* _What you should do_
Among the entries, how many lines hold the word "JSON"? Respond with that number only.

* _Supplied material_

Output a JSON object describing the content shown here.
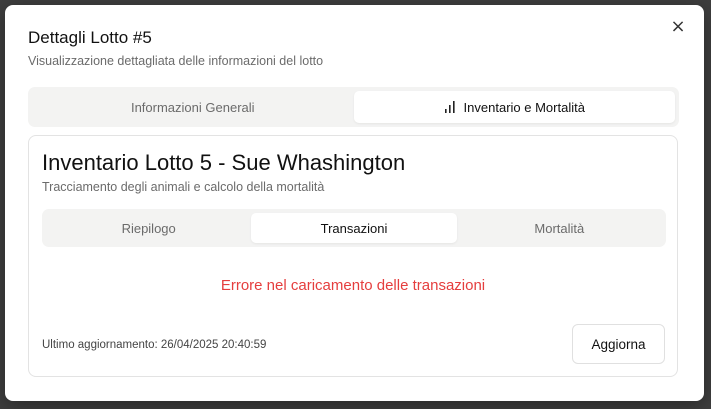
{
  "dialog": {
    "title": "Dettagli Lotto #5",
    "subtitle": "Visualizzazione dettagliata delle informazioni del lotto",
    "close_symbol": "×"
  },
  "main_tabs": [
    {
      "label": "Informazioni Generali",
      "active": false
    },
    {
      "label": "Inventario e Mortalità",
      "active": true,
      "icon": "bar-chart-icon"
    }
  ],
  "inventory": {
    "title": "Inventario Lotto 5 - Sue Whashington",
    "subtitle": "Tracciamento degli animali e calcolo della mortalità",
    "tabs": [
      {
        "label": "Riepilogo",
        "active": false
      },
      {
        "label": "Transazioni",
        "active": true
      },
      {
        "label": "Mortalità",
        "active": false
      }
    ],
    "error_message": "Errore nel caricamento delle transazioni",
    "last_update": "Ultimo aggiornamento: 26/04/2025 20:40:59",
    "refresh_label": "Aggiorna"
  },
  "colors": {
    "error": "#e53e3e",
    "tab_track": "#f3f3f2"
  }
}
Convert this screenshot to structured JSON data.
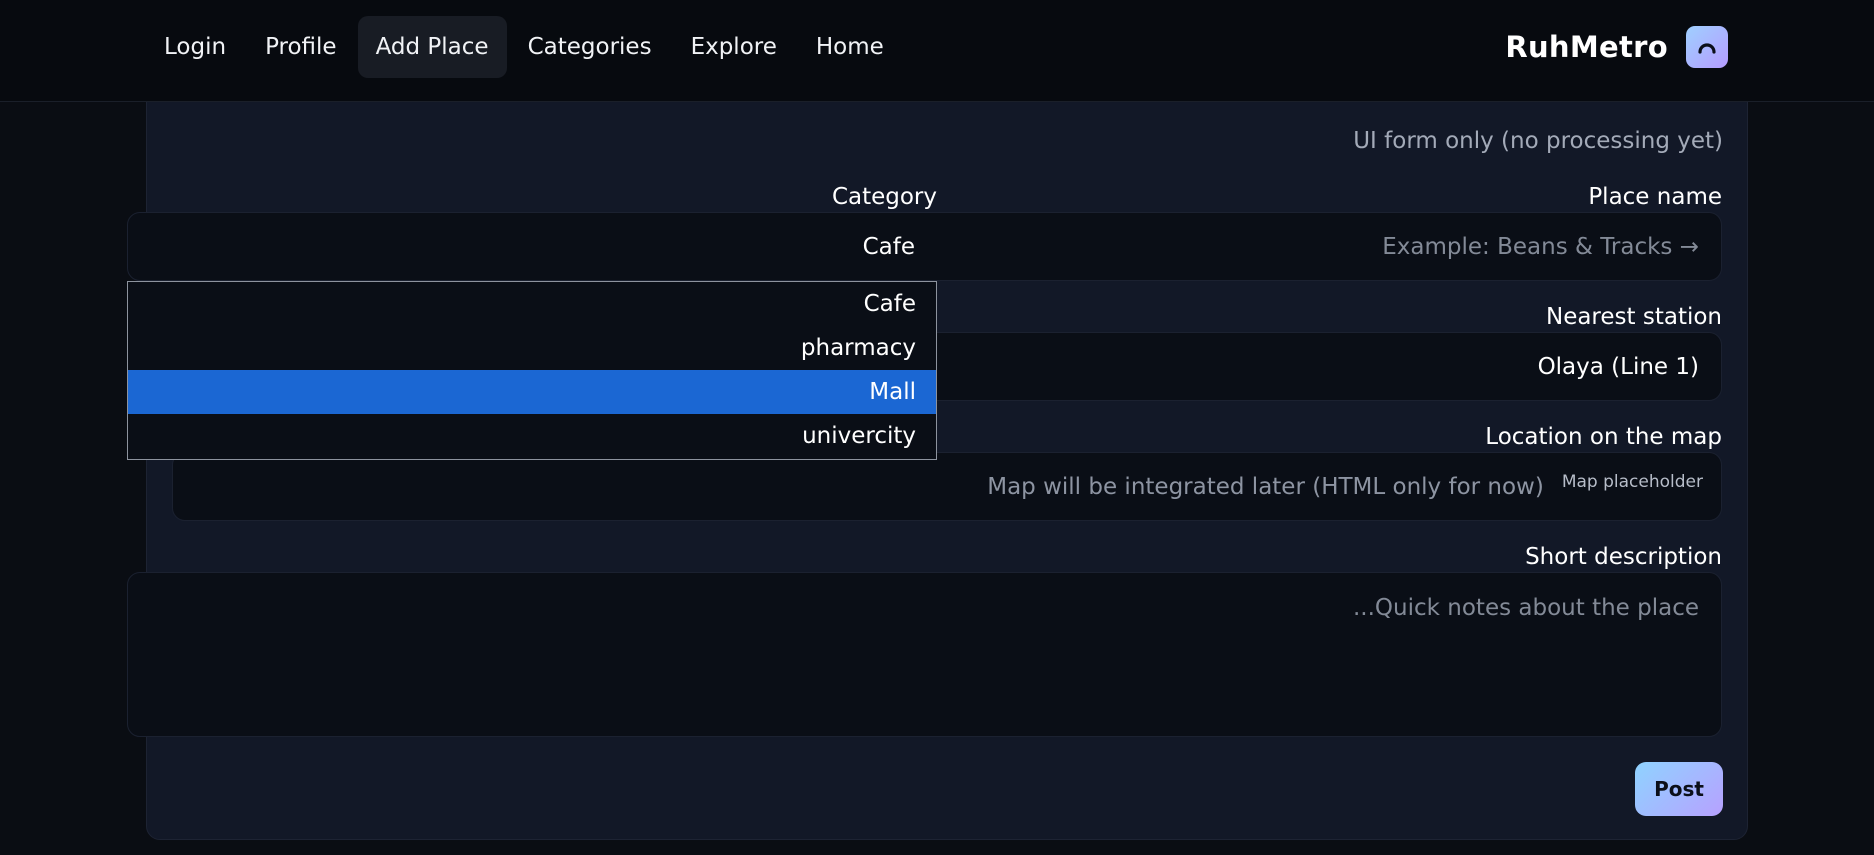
{
  "nav": {
    "items": [
      {
        "label": "Login"
      },
      {
        "label": "Profile"
      },
      {
        "label": "Add Place"
      },
      {
        "label": "Categories"
      },
      {
        "label": "Explore"
      },
      {
        "label": "Home"
      }
    ],
    "active": "Add Place"
  },
  "brand": {
    "name": "RuhMetro",
    "logo_icon": "metro-icon"
  },
  "form": {
    "hint": "UI form only (no processing yet)",
    "category": {
      "label": "Category",
      "value": "Cafe",
      "options": [
        "Cafe",
        "pharmacy",
        "Mall",
        "univercity"
      ],
      "highlighted": "Mall"
    },
    "place_name": {
      "label": "Place name",
      "placeholder": "Example: Beans & Tracks →"
    },
    "nearest_station": {
      "label": "Nearest station",
      "value": "Olaya (Line 1)"
    },
    "location": {
      "label": "Location on the map",
      "text": "Map will be integrated later (HTML only for now)",
      "tag": "Map placeholder"
    },
    "description": {
      "label": "Short description",
      "placeholder": "...Quick notes about the place"
    },
    "post_label": "Post"
  },
  "colors": {
    "background": "#0a0d13",
    "card": "#121827",
    "selected_option": "#1b67d3",
    "accent_gradient_start": "#8fd3ff",
    "accent_gradient_end": "#b7a1ff"
  }
}
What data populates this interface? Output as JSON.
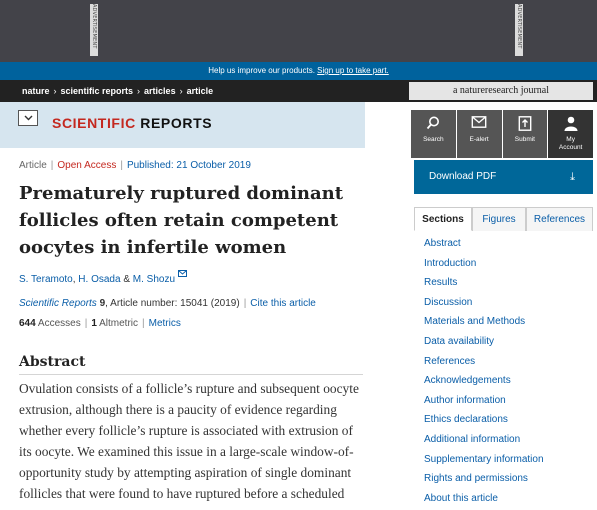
{
  "ad": {
    "tag_text": "ADVERTISEMENT"
  },
  "notice": {
    "text": "Help us improve our products.",
    "link": "Sign up to take part."
  },
  "breadcrumb": [
    "nature",
    "scientific reports",
    "articles",
    "article"
  ],
  "journal_badge": "a natureresearch journal",
  "header": {
    "logo_part1": "SCIENTIFIC",
    "logo_part2": "REPORTS"
  },
  "toolbar": {
    "search": "Search",
    "ealert": "E-alert",
    "submit": "Submit",
    "account_line1": "My",
    "account_line2": "Account"
  },
  "download": {
    "label": "Download PDF",
    "icon": "download-arrow-icon"
  },
  "article": {
    "type": "Article",
    "access": "Open Access",
    "published": "Published: 21 October 2019",
    "title_lines": [
      "Prematurely ruptured dominant",
      "follicles often retain competent",
      "oocytes in infertile women"
    ],
    "authors": [
      "S. Teramoto",
      "H. Osada",
      "M. Shozu"
    ],
    "author_sep": ",",
    "author_amp": "&",
    "journal": "Scientific Reports",
    "volume": "9",
    "article_number": ", Article number: 15041 (2019)",
    "cite_link": "Cite this article",
    "accesses_count": "644",
    "accesses_label": "Accesses",
    "altmetric_count": "1",
    "altmetric_label": "Altmetric",
    "metrics_link": "Metrics"
  },
  "abstract": {
    "heading": "Abstract",
    "lines": [
      "Ovulation consists of a follicle’s rupture and subsequent oocyte",
      "extrusion, although there is a paucity of evidence regarding",
      "whether every follicle’s rupture is associated with extrusion of",
      "its oocyte. We examined this issue in a large-scale window-of-",
      "opportunity study by attempting aspiration of single dominant",
      "follicles that were found to have ruptured before a scheduled"
    ]
  },
  "sidebar": {
    "tabs": [
      "Sections",
      "Figures",
      "References"
    ],
    "active_tab": "Sections",
    "sections": [
      "Abstract",
      "Introduction",
      "Results",
      "Discussion",
      "Materials and Methods",
      "Data availability",
      "References",
      "Acknowledgements",
      "Author information",
      "Ethics declarations",
      "Additional information",
      "Supplementary information",
      "Rights and permissions",
      "About this article"
    ]
  },
  "colors": {
    "ad_band": "#434349",
    "notice": "#00629d",
    "crumb_bar": "#222222",
    "header_bg": "#d6e5ef",
    "logo_red": "#c4281f",
    "link_blue": "#0a5ea8",
    "download_bg": "#006799"
  }
}
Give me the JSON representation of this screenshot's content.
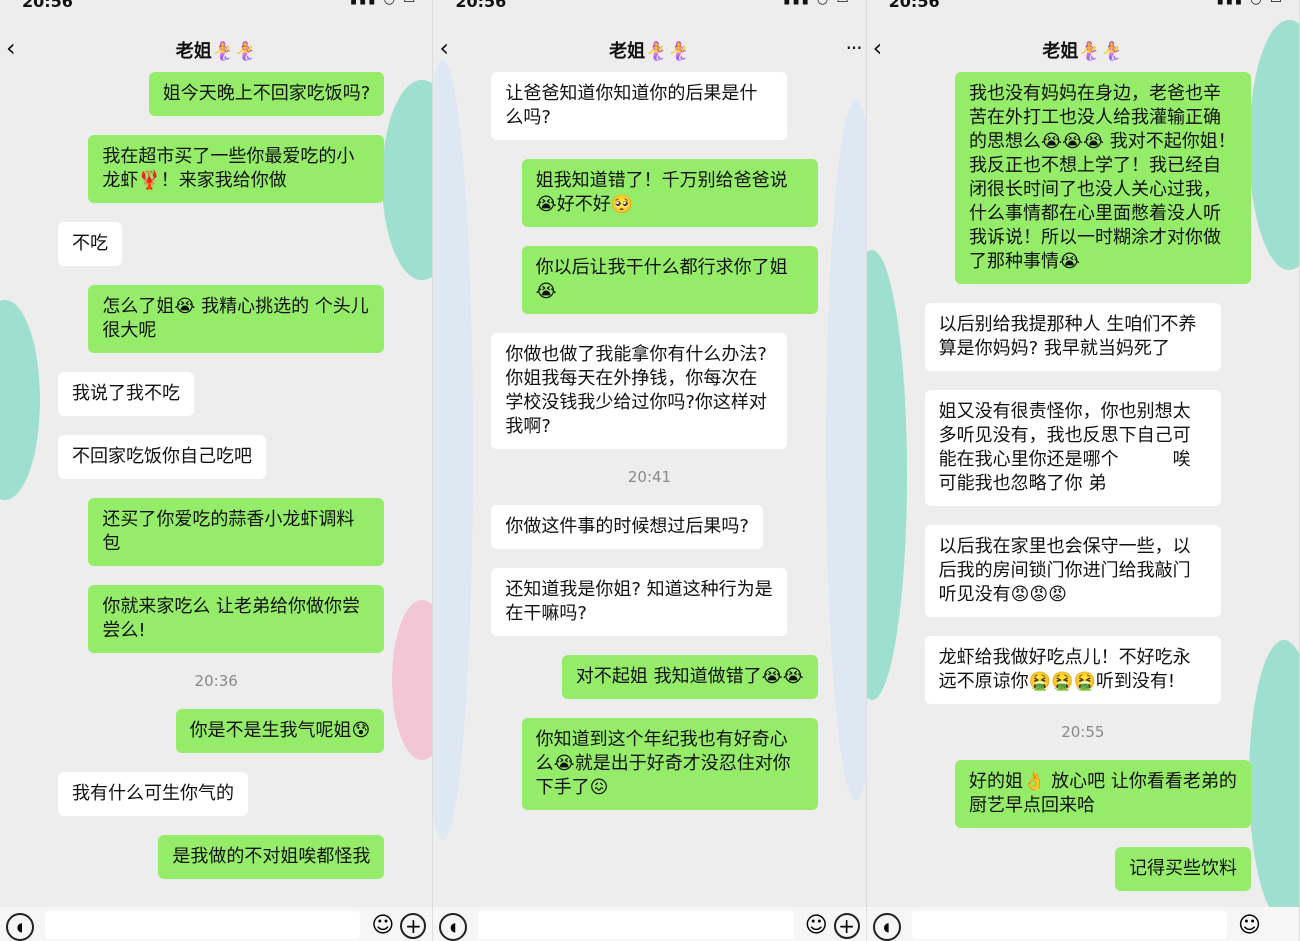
{
  "panels": [
    {
      "status_time": "20:56",
      "title": "老姐🧜‍♀️🧜‍♀️",
      "messages": [
        {
          "side": "right",
          "text": "姐今天晚上不回家吃饭吗?"
        },
        {
          "side": "right",
          "text": "我在超市买了一些你最爱吃的小龙虾🦞！来家我给你做"
        },
        {
          "side": "left",
          "text": "不吃"
        },
        {
          "side": "right",
          "text": "怎么了姐😭 我精心挑选的 个头儿很大呢"
        },
        {
          "side": "left",
          "text": "我说了我不吃"
        },
        {
          "side": "left",
          "text": "不回家吃饭你自己吃吧"
        },
        {
          "side": "right",
          "text": "还买了你爱吃的蒜香小龙虾调料包"
        },
        {
          "side": "right",
          "text": "你就来家吃么 让老弟给你做你尝尝么!"
        },
        {
          "side": "time",
          "text": "20:36"
        },
        {
          "side": "right",
          "text": "你是不是生我气呢姐😰"
        },
        {
          "side": "left",
          "text": "我有什么可生你气的"
        },
        {
          "side": "right",
          "text": "是我做的不对姐唉都怪我"
        }
      ]
    },
    {
      "status_time": "20:56",
      "title": "老姐🧜‍♀️🧜‍♀️",
      "messages": [
        {
          "side": "left",
          "text": "让爸爸知道你知道你的后果是什么吗?"
        },
        {
          "side": "right",
          "text": "姐我知道错了！千万别给爸爸说😭好不好🥺"
        },
        {
          "side": "right",
          "text": "你以后让我干什么都行求你了姐😭"
        },
        {
          "side": "left",
          "text": "你做也做了我能拿你有什么办法?你姐我每天在外挣钱，你每次在学校没钱我少给过你吗?你这样对我啊?"
        },
        {
          "side": "time",
          "text": "20:41"
        },
        {
          "side": "left",
          "text": "你做这件事的时候想过后果吗?"
        },
        {
          "side": "left",
          "text": "还知道我是你姐? 知道这种行为是在干嘛吗?"
        },
        {
          "side": "right",
          "text": "对不起姐 我知道做错了😭😭"
        },
        {
          "side": "right",
          "text": "你知道到这个年纪我也有好奇心么😭就是出于好奇才没忍住对你下手了😖"
        }
      ]
    },
    {
      "status_time": "20:56",
      "title": "老姐🧜‍♀️🧜‍♀️",
      "messages": [
        {
          "side": "right",
          "text": "我也没有妈妈在身边，老爸也辛苦在外打工也没人给我灌输正确的思想么😭😭😭 我对不起你姐！我反正也不想上学了！我已经自闭很长时间了也没人关心过我，什么事情都在心里面憋着没人听我诉说！所以一时糊涂才对你做了那种事情😭"
        },
        {
          "side": "left",
          "text": "以后别给我提那种人 生咱们不养算是你妈妈? 我早就当妈死了"
        },
        {
          "side": "left",
          "text": "姐又没有很责怪你，你也别想太多听见没有，我也反思下自己可能在我心里你还是哪个　　　唉可能我也忽略了你 弟"
        },
        {
          "side": "left",
          "text": "以后我在家里也会保守一些，以后我的房间锁门你进门给我敲门听见没有😡😡😡"
        },
        {
          "side": "left",
          "text": "龙虾给我做好吃点儿！不好吃永远不原谅你🤮🤮🤮听到没有!"
        },
        {
          "side": "time",
          "text": "20:55"
        },
        {
          "side": "right",
          "text": "好的姐👌 放心吧 让你看看老弟的厨艺早点回来哈"
        },
        {
          "side": "right",
          "text": "记得买些饮料"
        }
      ]
    }
  ],
  "icons": {
    "back": "‹",
    "more": "···",
    "voice": "🔊",
    "emoji": "☺",
    "plus": "+"
  },
  "colors": {
    "sent_bubble": "#95ec69",
    "received_bubble": "#ffffff",
    "chat_background": "#ededed"
  }
}
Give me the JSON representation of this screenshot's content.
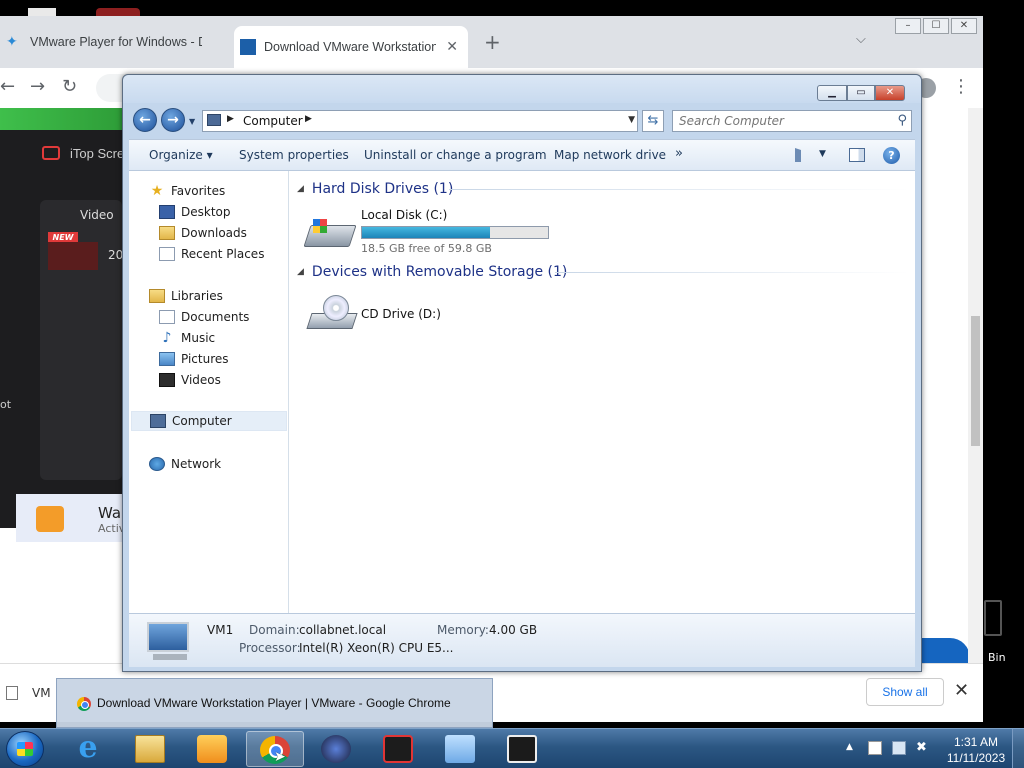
{
  "chrome": {
    "tabs": [
      {
        "title": "VMware Player for Windows - Do",
        "active": false
      },
      {
        "title": "Download VMware Workstation",
        "active": true
      }
    ],
    "new_tab_symbol": "+",
    "tab_list_symbol": "⌵",
    "window_controls": [
      "–",
      "☐",
      "✕"
    ],
    "nav": {
      "back": "←",
      "forward": "→",
      "reload": "↻",
      "menu": "⋮"
    }
  },
  "background_page": {
    "app_name": "iTop Scre",
    "video_label": "Video",
    "new_badge": "NEW",
    "thumb_text": "20",
    "cut_text": "ot",
    "promo_title": "Wa",
    "promo_sub": "Activ"
  },
  "downloads_bar": {
    "file_name": "VM",
    "show_all": "Show all",
    "close": "✕"
  },
  "desktop": {
    "recycle_label": "Bin"
  },
  "taskbar_preview": {
    "title": "Download VMware Workstation Player | VMware - Google Chrome"
  },
  "explorer": {
    "window_controls": {
      "minimize": "▁",
      "maximize": "▭",
      "close": "✕"
    },
    "address": {
      "crumb": "Computer",
      "search_placeholder": "Search Computer"
    },
    "commands": [
      "Organize ▾",
      "System properties",
      "Uninstall or change a program",
      "Map network drive"
    ],
    "more_commands": "»",
    "help": "?",
    "nav_pane": {
      "favorites": {
        "label": "Favorites",
        "items": [
          "Desktop",
          "Downloads",
          "Recent Places"
        ]
      },
      "libraries": {
        "label": "Libraries",
        "items": [
          "Documents",
          "Music",
          "Pictures",
          "Videos"
        ]
      },
      "computer": "Computer",
      "network": "Network"
    },
    "groups": [
      {
        "title": "Hard Disk Drives (1)",
        "drives": [
          {
            "name": "Local Disk (C:)",
            "free_text": "18.5 GB free of 59.8 GB",
            "used_fraction": 0.69
          }
        ]
      },
      {
        "title": "Devices with Removable Storage (1)",
        "drives": [
          {
            "name": "CD Drive (D:)"
          }
        ]
      }
    ],
    "details": {
      "name": "VM1",
      "domain_label": "Domain:",
      "domain": "collabnet.local",
      "memory_label": "Memory:",
      "memory": "4.00 GB",
      "processor_label": "Processor:",
      "processor": "Intel(R) Xeon(R) CPU E5..."
    }
  },
  "clock": {
    "time": "1:31 AM",
    "date": "11/11/2023"
  }
}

* _Your solution_
5